For each record that follows, write out an identical copy.

=== Section Start ===

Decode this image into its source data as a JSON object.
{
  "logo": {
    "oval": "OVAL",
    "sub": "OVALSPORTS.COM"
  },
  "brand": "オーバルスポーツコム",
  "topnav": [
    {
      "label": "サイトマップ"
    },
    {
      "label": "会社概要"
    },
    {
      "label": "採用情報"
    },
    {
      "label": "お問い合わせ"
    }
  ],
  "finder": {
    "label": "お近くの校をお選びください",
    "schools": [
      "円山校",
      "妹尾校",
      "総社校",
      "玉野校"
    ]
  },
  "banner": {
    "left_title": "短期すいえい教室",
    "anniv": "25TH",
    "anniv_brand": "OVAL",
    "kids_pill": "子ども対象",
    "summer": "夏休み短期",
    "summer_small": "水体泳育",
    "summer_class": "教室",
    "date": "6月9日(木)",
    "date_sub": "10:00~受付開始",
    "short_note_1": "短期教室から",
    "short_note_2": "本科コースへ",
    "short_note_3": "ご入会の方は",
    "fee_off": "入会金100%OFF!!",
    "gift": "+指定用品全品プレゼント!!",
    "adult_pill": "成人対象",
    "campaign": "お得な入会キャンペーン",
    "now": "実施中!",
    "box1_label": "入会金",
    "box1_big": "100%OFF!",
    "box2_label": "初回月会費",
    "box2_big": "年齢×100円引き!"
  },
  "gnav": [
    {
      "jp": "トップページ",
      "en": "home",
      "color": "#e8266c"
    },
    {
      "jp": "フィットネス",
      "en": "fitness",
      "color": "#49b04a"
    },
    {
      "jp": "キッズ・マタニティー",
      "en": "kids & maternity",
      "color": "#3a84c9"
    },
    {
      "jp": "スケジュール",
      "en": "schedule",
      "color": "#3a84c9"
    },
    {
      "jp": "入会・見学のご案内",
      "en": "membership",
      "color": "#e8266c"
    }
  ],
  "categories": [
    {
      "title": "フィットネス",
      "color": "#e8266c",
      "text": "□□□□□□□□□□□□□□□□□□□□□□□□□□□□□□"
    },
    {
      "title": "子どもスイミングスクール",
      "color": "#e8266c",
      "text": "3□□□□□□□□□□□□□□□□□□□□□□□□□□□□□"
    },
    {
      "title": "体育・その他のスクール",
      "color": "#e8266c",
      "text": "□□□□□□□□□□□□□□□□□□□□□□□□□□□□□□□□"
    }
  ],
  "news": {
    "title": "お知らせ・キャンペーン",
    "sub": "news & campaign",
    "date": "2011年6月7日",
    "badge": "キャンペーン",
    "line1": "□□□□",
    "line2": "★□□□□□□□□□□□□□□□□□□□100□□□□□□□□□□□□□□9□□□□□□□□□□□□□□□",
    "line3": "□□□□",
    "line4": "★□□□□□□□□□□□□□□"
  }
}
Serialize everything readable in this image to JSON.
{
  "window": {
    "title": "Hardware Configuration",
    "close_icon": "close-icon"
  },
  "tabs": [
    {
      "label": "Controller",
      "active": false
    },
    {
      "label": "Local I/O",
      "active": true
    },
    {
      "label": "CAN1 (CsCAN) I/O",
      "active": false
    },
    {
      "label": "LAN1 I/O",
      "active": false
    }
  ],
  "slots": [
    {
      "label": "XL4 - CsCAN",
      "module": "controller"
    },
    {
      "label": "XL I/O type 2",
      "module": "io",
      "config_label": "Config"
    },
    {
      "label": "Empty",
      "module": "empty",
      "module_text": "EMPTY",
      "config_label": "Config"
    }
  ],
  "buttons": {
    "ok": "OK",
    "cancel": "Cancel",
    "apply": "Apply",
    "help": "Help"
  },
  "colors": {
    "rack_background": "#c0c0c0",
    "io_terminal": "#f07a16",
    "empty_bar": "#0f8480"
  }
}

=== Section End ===

### Output for this exercise:
Decode this image into its source data as a JSON object.
{
  "logo": {
    "oval": "OVAL",
    "sub": "OVALSPORTS.COM"
  },
  "brand": "オーバルスポーツコム",
  "topnav": [
    {
      "label": "サイトマップ"
    },
    {
      "label": "会社概要"
    },
    {
      "label": "採用情報"
    },
    {
      "label": "お問い合わせ"
    }
  ],
  "finder": {
    "label": "お近くの校をお選びください",
    "schools": [
      "円山校",
      "妹尾校",
      "総社校",
      "玉野校"
    ]
  },
  "banner": {
    "left_title": "短期すいえい教室",
    "anniv": "25TH",
    "anniv_brand": "OVAL",
    "kids_pill": "子ども対象",
    "summer": "夏休み短期",
    "summer_small": "水体泳育",
    "summer_class": "教室",
    "date": "6月9日(木)",
    "date_sub": "10:00~受付開始",
    "short_note_1": "短期教室から",
    "short_note_2": "本科コースへ",
    "short_note_3": "ご入会の方は",
    "fee_off": "入会金100%OFF!!",
    "gift": "+指定用品全品プレゼント!!",
    "adult_pill": "成人対象",
    "campaign": "お得な入会キャンペーン",
    "now": "実施中!",
    "box1_label": "入会金",
    "box1_big": "100%OFF!",
    "box2_label": "初回月会費",
    "box2_big": "年齢×100円引き!"
  },
  "gnav": [
    {
      "jp": "トップページ",
      "en": "home",
      "color": "#e8266c"
    },
    {
      "jp": "フィットネス",
      "en": "fitness",
      "color": "#49b04a"
    },
    {
      "jp": "キッズ・マタニティー",
      "en": "kids & maternity",
      "color": "#3a84c9"
    },
    {
      "jp": "スケジュール",
      "en": "schedule",
      "color": "#3a84c9"
    },
    {
      "jp": "入会・見学のご案内",
      "en": "membership",
      "color": "#e8266c"
    }
  ],
  "categories": [
    {
      "title": "フィットネス",
      "color": "#e8266c",
      "text": "□□□□□□□□□□□□□□□□□□□□□□□□□□□□□□"
    },
    {
      "title": "子どもスイミングスクール",
      "color": "#e8266c",
      "text": "3□□□□□□□□□□□□□□□□□□□□□□□□□□□□□"
    },
    {
      "title": "体育・その他のスクール",
      "color": "#e8266c",
      "text": "□□□□□□□□□□□□□□□□□□□□□□□□□□□□□□□□"
    }
  ],
  "news": {
    "title": "お知らせ・キャンペーン",
    "sub": "news & campaign",
    "date": "2011年6月7日",
    "badge": "キャンペーン",
    "line1": "□□□□",
    "line2": "★□□□□□□□□□□□□□□□□□□□100□□□□□□□□□□□□□□9□□□□□□□□□□□□□□□",
    "line3": "□□□□",
    "line4": "★□□□□□□□□□□□□□□"
  }
}
Serialize everything readable in this image to JSON.
{
  "window": {
    "title": "Hardware Configuration",
    "close_icon": "close-icon"
  },
  "tabs": [
    {
      "label": "Controller",
      "active": false
    },
    {
      "label": "Local I/O",
      "active": true
    },
    {
      "label": "CAN1 (CsCAN) I/O",
      "active": false
    },
    {
      "label": "LAN1 I/O",
      "active": false
    }
  ],
  "slots": [
    {
      "label": "XL4 - CsCAN",
      "module": "controller"
    },
    {
      "label": "XL I/O type 2",
      "module": "io",
      "config_label": "Config"
    },
    {
      "label": "Empty",
      "module": "empty",
      "module_text": "EMPTY",
      "config_label": "Config"
    }
  ],
  "buttons": {
    "ok": "OK",
    "cancel": "Cancel",
    "apply": "Apply",
    "help": "Help"
  },
  "colors": {
    "rack_background": "#c0c0c0",
    "io_terminal": "#f07a16",
    "empty_bar": "#0f8480"
  }
}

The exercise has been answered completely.